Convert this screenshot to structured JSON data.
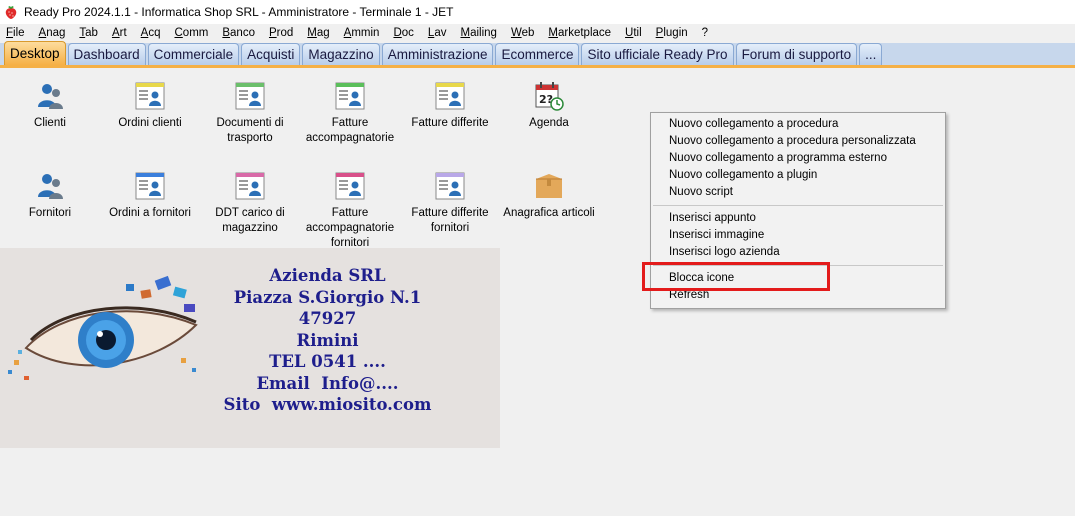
{
  "window": {
    "title": "Ready Pro 2024.1.1 - Informatica Shop SRL - Amministratore - Terminale 1 - JET",
    "icon": "strawberry-icon"
  },
  "menubar": [
    "File",
    "Anag",
    "Tab",
    "Art",
    "Acq",
    "Comm",
    "Banco",
    "Prod",
    "Mag",
    "Ammin",
    "Doc",
    "Lav",
    "Mailing",
    "Web",
    "Marketplace",
    "Util",
    "Plugin",
    "?"
  ],
  "tabs": [
    "Desktop",
    "Dashboard",
    "Commerciale",
    "Acquisti",
    "Magazzino",
    "Amministrazione",
    "Ecommerce",
    "Sito ufficiale Ready Pro",
    "Forum di supporto",
    "..."
  ],
  "active_tab": "Desktop",
  "desktop_icons": {
    "clienti": "Clienti",
    "ordini_clienti": "Ordini clienti",
    "documenti_trasporto": "Documenti di trasporto",
    "fatture_accompagnatorie": "Fatture accompagnatorie",
    "fatture_differite": "Fatture differite",
    "agenda": "Agenda",
    "fornitori": "Fornitori",
    "ordini_fornitori": "Ordini a fornitori",
    "ddt_carico": "DDT carico di magazzino",
    "fatture_acc_fornitori": "Fatture accompagnatorie fornitori",
    "fatture_diff_fornitori": "Fatture differite fornitori",
    "anagrafica_articoli": "Anagrafica articoli"
  },
  "company": {
    "name": "Azienda SRL",
    "address": "Piazza S.Giorgio N.1",
    "cap": "47927",
    "city": "Rimini",
    "tel": "TEL 0541 ....",
    "email": "Email  Info@....",
    "site": "Sito  www.miosito.com"
  },
  "context_menu": {
    "group1": [
      "Nuovo collegamento a procedura",
      "Nuovo collegamento a procedura personalizzata",
      "Nuovo collegamento a programma esterno",
      "Nuovo collegamento a plugin",
      "Nuovo script"
    ],
    "group2": [
      "Inserisci appunto",
      "Inserisci immagine",
      "Inserisci logo azienda"
    ],
    "group3": [
      "Blocca icone",
      "Refresh"
    ]
  },
  "colors": {
    "accent_tab": "#f5b046",
    "tab_blue": "#c7d7ec",
    "company_text": "#1e1e8c",
    "highlight": "#e31b1b"
  }
}
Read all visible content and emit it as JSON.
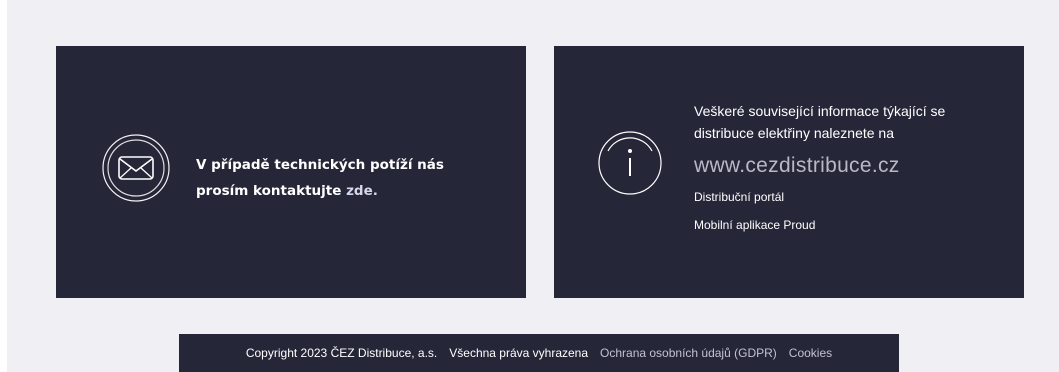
{
  "contact": {
    "text_before": "V případě technických potíží nás prosím kontaktujte",
    "link_label": "zde."
  },
  "info": {
    "text": "Veškeré související informace týkající se distribuce elektřiny naleznete na",
    "url_label": "www.cezdistribuce.cz",
    "links": [
      "Distribuční portál",
      "Mobilní aplikace Proud"
    ]
  },
  "footer": {
    "copyright": "Copyright 2023 ČEZ Distribuce, a.s.",
    "rights": "Všechna práva vyhrazena",
    "gdpr": "Ochrana osobních údajů (GDPR)",
    "cookies": "Cookies"
  },
  "colors": {
    "panel_bg": "#252638",
    "page_bg": "#f0eff3",
    "text": "#ffffff",
    "muted": "#b9b8c7"
  },
  "icons": [
    "mail-icon",
    "info-icon"
  ]
}
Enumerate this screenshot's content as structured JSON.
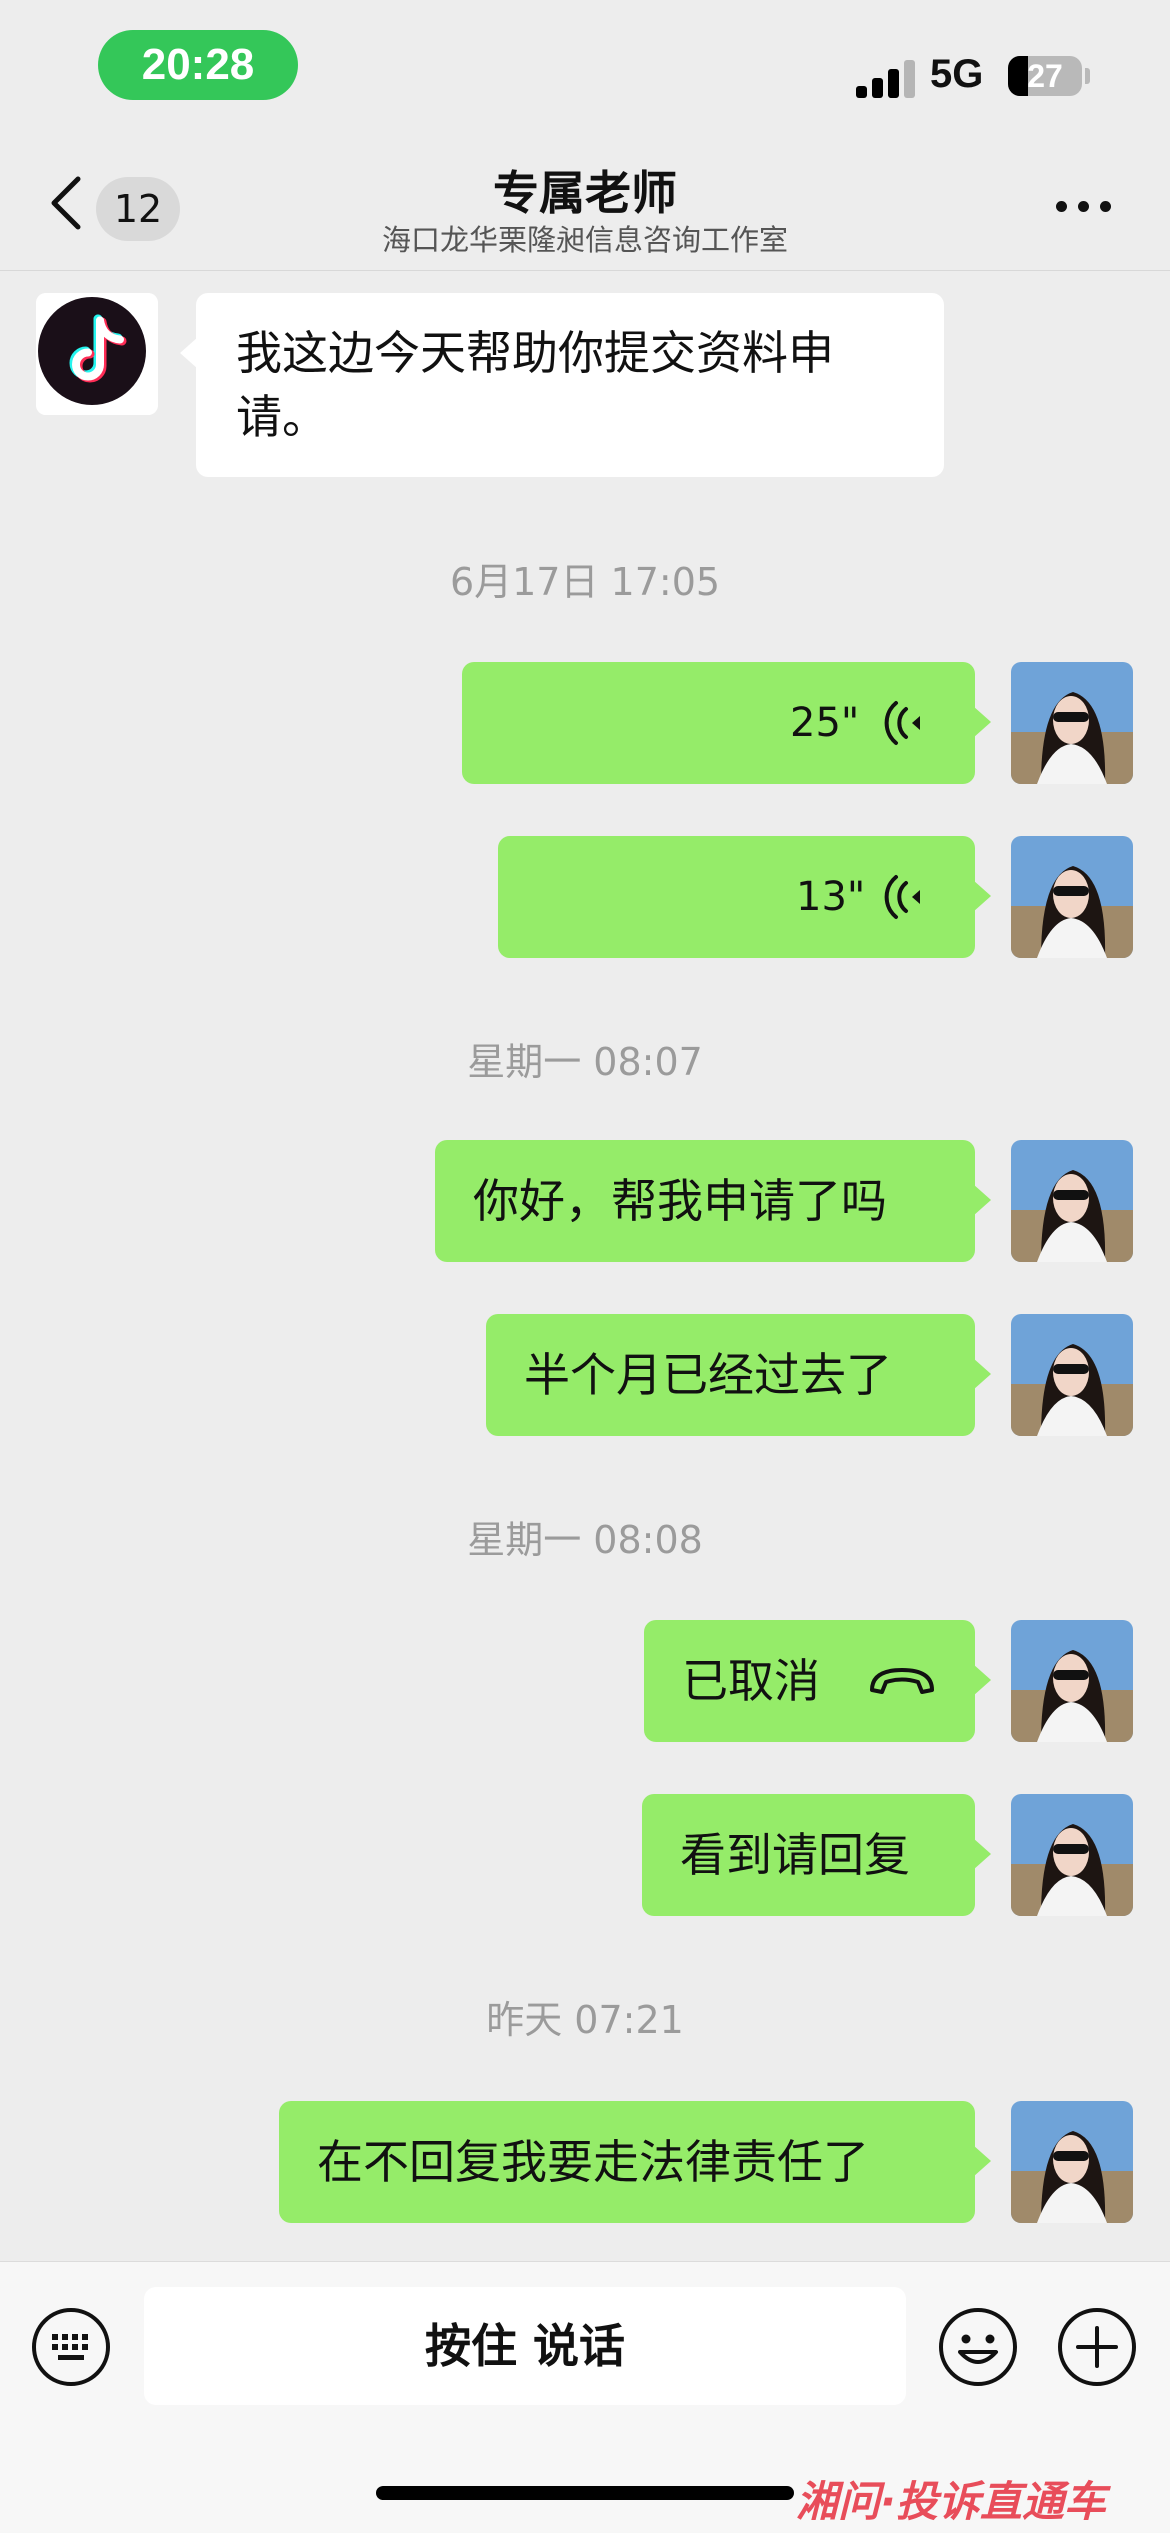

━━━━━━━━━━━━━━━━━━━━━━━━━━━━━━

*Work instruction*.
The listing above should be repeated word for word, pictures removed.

*Task answer*.
Convert this screenshot to structured JSON data.
{
  "window": {
    "title": "Ready Pro 2024.1.1 - Informatica Shop SRL - Amministratore - Terminale 1 - JET",
    "icon": "strawberry-icon"
  },
  "menubar": [
    "File",
    "Anag",
    "Tab",
    "Art",
    "Acq",
    "Comm",
    "Banco",
    "Prod",
    "Mag",
    "Ammin",
    "Doc",
    "Lav",
    "Mailing",
    "Web",
    "Marketplace",
    "Util",
    "Plugin",
    "?"
  ],
  "tabs": [
    "Desktop",
    "Dashboard",
    "Commerciale",
    "Acquisti",
    "Magazzino",
    "Amministrazione",
    "Ecommerce",
    "Sito ufficiale Ready Pro",
    "Forum di supporto",
    "..."
  ],
  "active_tab": "Desktop",
  "desktop_icons": {
    "clienti": "Clienti",
    "ordini_clienti": "Ordini clienti",
    "documenti_trasporto": "Documenti di trasporto",
    "fatture_accompagnatorie": "Fatture accompagnatorie",
    "fatture_differite": "Fatture differite",
    "agenda": "Agenda",
    "fornitori": "Fornitori",
    "ordini_fornitori": "Ordini a fornitori",
    "ddt_carico": "DDT carico di magazzino",
    "fatture_acc_fornitori": "Fatture accompagnatorie fornitori",
    "fatture_diff_fornitori": "Fatture differite fornitori",
    "anagrafica_articoli": "Anagrafica articoli"
  },
  "company": {
    "name": "Azienda SRL",
    "address": "Piazza S.Giorgio N.1",
    "cap": "47927",
    "city": "Rimini",
    "tel": "TEL 0541 ....",
    "email": "Email  Info@....",
    "site": "Sito  www.miosito.com"
  },
  "context_menu": {
    "group1": [
      "Nuovo collegamento a procedura",
      "Nuovo collegamento a procedura personalizzata",
      "Nuovo collegamento a programma esterno",
      "Nuovo collegamento a plugin",
      "Nuovo script"
    ],
    "group2": [
      "Inserisci appunto",
      "Inserisci immagine",
      "Inserisci logo azienda"
    ],
    "group3": [
      "Blocca icone",
      "Refresh"
    ]
  },
  "colors": {
    "accent_tab": "#f5b046",
    "tab_blue": "#c7d7ec",
    "company_text": "#1e1e8c",
    "highlight": "#e31b1b"
  }
}
Read all visible content and emit it as JSON.
{
  "contact": {
    "text_before": "V případě technických potíží nás prosím kontaktujte",
    "link_label": "zde."
  },
  "info": {
    "text": "Veškeré související informace týkající se distribuce elektřiny naleznete na",
    "url_label": "www.cezdistribuce.cz",
    "links": [
      "Distribuční portál",
      "Mobilní aplikace Proud"
    ]
  },
  "footer": {
    "copyright": "Copyright 2023 ČEZ Distribuce, a.s.",
    "rights": "Všechna práva vyhrazena",
    "gdpr": "Ochrana osobních údajů (GDPR)",
    "cookies": "Cookies"
  },
  "colors": {
    "panel_bg": "#252638",
    "page_bg": "#f0eff3",
    "text": "#ffffff",
    "muted": "#b9b8c7"
  },
  "icons": [
    "mail-icon",
    "info-icon"
  ]
}
Enumerate this screenshot's content as structured JSON.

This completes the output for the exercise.